▸ **Exercise directions**
Repeat the whole listing, keeping every word and every line intact.

Information shown: Begin

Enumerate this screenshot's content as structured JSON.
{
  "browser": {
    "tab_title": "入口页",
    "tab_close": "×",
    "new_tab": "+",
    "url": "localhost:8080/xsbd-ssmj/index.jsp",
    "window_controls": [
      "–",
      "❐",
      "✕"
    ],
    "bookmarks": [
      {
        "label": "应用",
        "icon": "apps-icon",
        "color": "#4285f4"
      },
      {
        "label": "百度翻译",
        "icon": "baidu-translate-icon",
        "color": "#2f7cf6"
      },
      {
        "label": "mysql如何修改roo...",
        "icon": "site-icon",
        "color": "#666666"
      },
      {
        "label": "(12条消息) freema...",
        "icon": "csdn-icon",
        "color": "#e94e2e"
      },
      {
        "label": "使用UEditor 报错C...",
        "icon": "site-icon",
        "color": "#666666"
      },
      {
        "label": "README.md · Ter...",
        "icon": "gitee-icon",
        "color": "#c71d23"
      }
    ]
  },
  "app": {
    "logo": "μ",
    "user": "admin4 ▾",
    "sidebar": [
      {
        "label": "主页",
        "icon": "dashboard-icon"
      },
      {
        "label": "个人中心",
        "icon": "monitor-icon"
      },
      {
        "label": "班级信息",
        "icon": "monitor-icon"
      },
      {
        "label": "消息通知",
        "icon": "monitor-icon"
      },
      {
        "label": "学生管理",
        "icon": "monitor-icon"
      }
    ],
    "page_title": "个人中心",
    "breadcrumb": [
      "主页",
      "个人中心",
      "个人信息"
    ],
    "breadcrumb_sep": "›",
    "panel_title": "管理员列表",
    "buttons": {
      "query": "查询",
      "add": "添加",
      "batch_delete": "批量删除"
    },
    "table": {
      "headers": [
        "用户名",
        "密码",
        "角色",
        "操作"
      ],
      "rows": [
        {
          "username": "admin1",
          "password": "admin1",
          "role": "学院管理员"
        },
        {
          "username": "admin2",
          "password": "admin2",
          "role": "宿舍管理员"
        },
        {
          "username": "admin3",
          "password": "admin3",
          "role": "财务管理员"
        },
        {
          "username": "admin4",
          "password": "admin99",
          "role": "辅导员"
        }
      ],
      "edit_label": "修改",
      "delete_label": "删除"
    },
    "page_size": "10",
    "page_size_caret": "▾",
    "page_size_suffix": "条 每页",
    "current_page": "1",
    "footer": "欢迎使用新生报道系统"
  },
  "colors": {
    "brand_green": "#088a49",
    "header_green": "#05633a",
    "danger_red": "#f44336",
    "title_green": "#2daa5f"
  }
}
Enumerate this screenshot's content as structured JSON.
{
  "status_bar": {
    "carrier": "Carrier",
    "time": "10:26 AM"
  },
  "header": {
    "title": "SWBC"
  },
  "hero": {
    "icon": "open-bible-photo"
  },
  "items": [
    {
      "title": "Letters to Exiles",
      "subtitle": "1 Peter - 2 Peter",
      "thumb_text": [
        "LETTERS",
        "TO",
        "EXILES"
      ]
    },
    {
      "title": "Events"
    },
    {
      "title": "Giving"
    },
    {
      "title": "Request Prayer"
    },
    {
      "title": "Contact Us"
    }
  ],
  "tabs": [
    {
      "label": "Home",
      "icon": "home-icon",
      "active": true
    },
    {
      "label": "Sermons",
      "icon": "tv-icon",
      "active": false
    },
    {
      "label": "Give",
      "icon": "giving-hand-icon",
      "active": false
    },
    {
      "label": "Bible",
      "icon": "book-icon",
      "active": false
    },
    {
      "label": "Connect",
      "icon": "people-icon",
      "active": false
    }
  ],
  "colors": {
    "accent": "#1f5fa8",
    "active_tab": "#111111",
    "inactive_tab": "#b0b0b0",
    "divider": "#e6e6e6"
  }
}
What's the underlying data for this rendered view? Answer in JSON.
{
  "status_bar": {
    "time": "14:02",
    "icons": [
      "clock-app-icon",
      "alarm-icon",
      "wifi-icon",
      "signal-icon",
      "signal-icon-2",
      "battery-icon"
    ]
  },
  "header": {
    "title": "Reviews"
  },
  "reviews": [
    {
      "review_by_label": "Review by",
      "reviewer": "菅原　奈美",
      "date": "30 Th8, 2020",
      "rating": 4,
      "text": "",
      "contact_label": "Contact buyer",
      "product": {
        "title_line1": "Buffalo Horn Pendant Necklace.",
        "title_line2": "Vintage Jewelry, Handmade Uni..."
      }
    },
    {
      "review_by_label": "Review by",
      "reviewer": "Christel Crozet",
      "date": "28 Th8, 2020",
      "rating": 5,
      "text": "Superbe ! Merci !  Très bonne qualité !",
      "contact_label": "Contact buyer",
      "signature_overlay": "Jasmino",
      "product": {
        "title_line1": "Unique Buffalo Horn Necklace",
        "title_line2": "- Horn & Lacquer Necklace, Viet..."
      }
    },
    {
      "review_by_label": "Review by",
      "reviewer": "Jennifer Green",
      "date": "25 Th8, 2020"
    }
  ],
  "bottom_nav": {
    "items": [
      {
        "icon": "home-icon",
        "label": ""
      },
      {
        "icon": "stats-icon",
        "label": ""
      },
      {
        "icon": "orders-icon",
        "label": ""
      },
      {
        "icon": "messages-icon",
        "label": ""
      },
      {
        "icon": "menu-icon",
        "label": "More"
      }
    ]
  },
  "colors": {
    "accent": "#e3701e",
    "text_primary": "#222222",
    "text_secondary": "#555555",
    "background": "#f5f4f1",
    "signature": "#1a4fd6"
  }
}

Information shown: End

▸ **Answer for this exercise**
Enumerate this screenshot's content as structured JSON.
{
  "browser": {
    "tab_title": "入口页",
    "tab_close": "×",
    "new_tab": "+",
    "url": "localhost:8080/xsbd-ssmj/index.jsp",
    "window_controls": [
      "–",
      "❐",
      "✕"
    ],
    "bookmarks": [
      {
        "label": "应用",
        "icon": "apps-icon",
        "color": "#4285f4"
      },
      {
        "label": "百度翻译",
        "icon": "baidu-translate-icon",
        "color": "#2f7cf6"
      },
      {
        "label": "mysql如何修改roo...",
        "icon": "site-icon",
        "color": "#666666"
      },
      {
        "label": "(12条消息) freema...",
        "icon": "csdn-icon",
        "color": "#e94e2e"
      },
      {
        "label": "使用UEditor 报错C...",
        "icon": "site-icon",
        "color": "#666666"
      },
      {
        "label": "README.md · Ter...",
        "icon": "gitee-icon",
        "color": "#c71d23"
      }
    ]
  },
  "app": {
    "logo": "μ",
    "user": "admin4 ▾",
    "sidebar": [
      {
        "label": "主页",
        "icon": "dashboard-icon"
      },
      {
        "label": "个人中心",
        "icon": "monitor-icon"
      },
      {
        "label": "班级信息",
        "icon": "monitor-icon"
      },
      {
        "label": "消息通知",
        "icon": "monitor-icon"
      },
      {
        "label": "学生管理",
        "icon": "monitor-icon"
      }
    ],
    "page_title": "个人中心",
    "breadcrumb": [
      "主页",
      "个人中心",
      "个人信息"
    ],
    "breadcrumb_sep": "›",
    "panel_title": "管理员列表",
    "buttons": {
      "query": "查询",
      "add": "添加",
      "batch_delete": "批量删除"
    },
    "table": {
      "headers": [
        "用户名",
        "密码",
        "角色",
        "操作"
      ],
      "rows": [
        {
          "username": "admin1",
          "password": "admin1",
          "role": "学院管理员"
        },
        {
          "username": "admin2",
          "password": "admin2",
          "role": "宿舍管理员"
        },
        {
          "username": "admin3",
          "password": "admin3",
          "role": "财务管理员"
        },
        {
          "username": "admin4",
          "password": "admin99",
          "role": "辅导员"
        }
      ],
      "edit_label": "修改",
      "delete_label": "删除"
    },
    "page_size": "10",
    "page_size_caret": "▾",
    "page_size_suffix": "条 每页",
    "current_page": "1",
    "footer": "欢迎使用新生报道系统"
  },
  "colors": {
    "brand_green": "#088a49",
    "header_green": "#05633a",
    "danger_red": "#f44336",
    "title_green": "#2daa5f"
  }
}
Enumerate this screenshot's content as structured JSON.
{
  "status_bar": {
    "carrier": "Carrier",
    "time": "10:26 AM"
  },
  "header": {
    "title": "SWBC"
  },
  "hero": {
    "icon": "open-bible-photo"
  },
  "items": [
    {
      "title": "Letters to Exiles",
      "subtitle": "1 Peter - 2 Peter",
      "thumb_text": [
        "LETTERS",
        "TO",
        "EXILES"
      ]
    },
    {
      "title": "Events"
    },
    {
      "title": "Giving"
    },
    {
      "title": "Request Prayer"
    },
    {
      "title": "Contact Us"
    }
  ],
  "tabs": [
    {
      "label": "Home",
      "icon": "home-icon",
      "active": true
    },
    {
      "label": "Sermons",
      "icon": "tv-icon",
      "active": false
    },
    {
      "label": "Give",
      "icon": "giving-hand-icon",
      "active": false
    },
    {
      "label": "Bible",
      "icon": "book-icon",
      "active": false
    },
    {
      "label": "Connect",
      "icon": "people-icon",
      "active": false
    }
  ],
  "colors": {
    "accent": "#1f5fa8",
    "active_tab": "#111111",
    "inactive_tab": "#b0b0b0",
    "divider": "#e6e6e6"
  }
}
What's the underlying data for this rendered view? Answer in JSON.
{
  "status_bar": {
    "time": "14:02",
    "icons": [
      "clock-app-icon",
      "alarm-icon",
      "wifi-icon",
      "signal-icon",
      "signal-icon-2",
      "battery-icon"
    ]
  },
  "header": {
    "title": "Reviews"
  },
  "reviews": [
    {
      "review_by_label": "Review by",
      "reviewer": "菅原　奈美",
      "date": "30 Th8, 2020",
      "rating": 4,
      "text": "",
      "contact_label": "Contact buyer",
      "product": {
        "title_line1": "Buffalo Horn Pendant Necklace.",
        "title_line2": "Vintage Jewelry, Handmade Uni..."
      }
    },
    {
      "review_by_label": "Review by",
      "reviewer": "Christel Crozet",
      "date": "28 Th8, 2020",
      "rating": 5,
      "text": "Superbe ! Merci !  Très bonne qualité !",
      "contact_label": "Contact buyer",
      "signature_overlay": "Jasmino",
      "product": {
        "title_line1": "Unique Buffalo Horn Necklace",
        "title_line2": "- Horn & Lacquer Necklace, Viet..."
      }
    },
    {
      "review_by_label": "Review by",
      "reviewer": "Jennifer Green",
      "date": "25 Th8, 2020"
    }
  ],
  "bottom_nav": {
    "items": [
      {
        "icon": "home-icon",
        "label": ""
      },
      {
        "icon": "stats-icon",
        "label": ""
      },
      {
        "icon": "orders-icon",
        "label": ""
      },
      {
        "icon": "messages-icon",
        "label": ""
      },
      {
        "icon": "menu-icon",
        "label": "More"
      }
    ]
  },
  "colors": {
    "accent": "#e3701e",
    "text_primary": "#222222",
    "text_secondary": "#555555",
    "background": "#f5f4f1",
    "signature": "#1a4fd6"
  }
}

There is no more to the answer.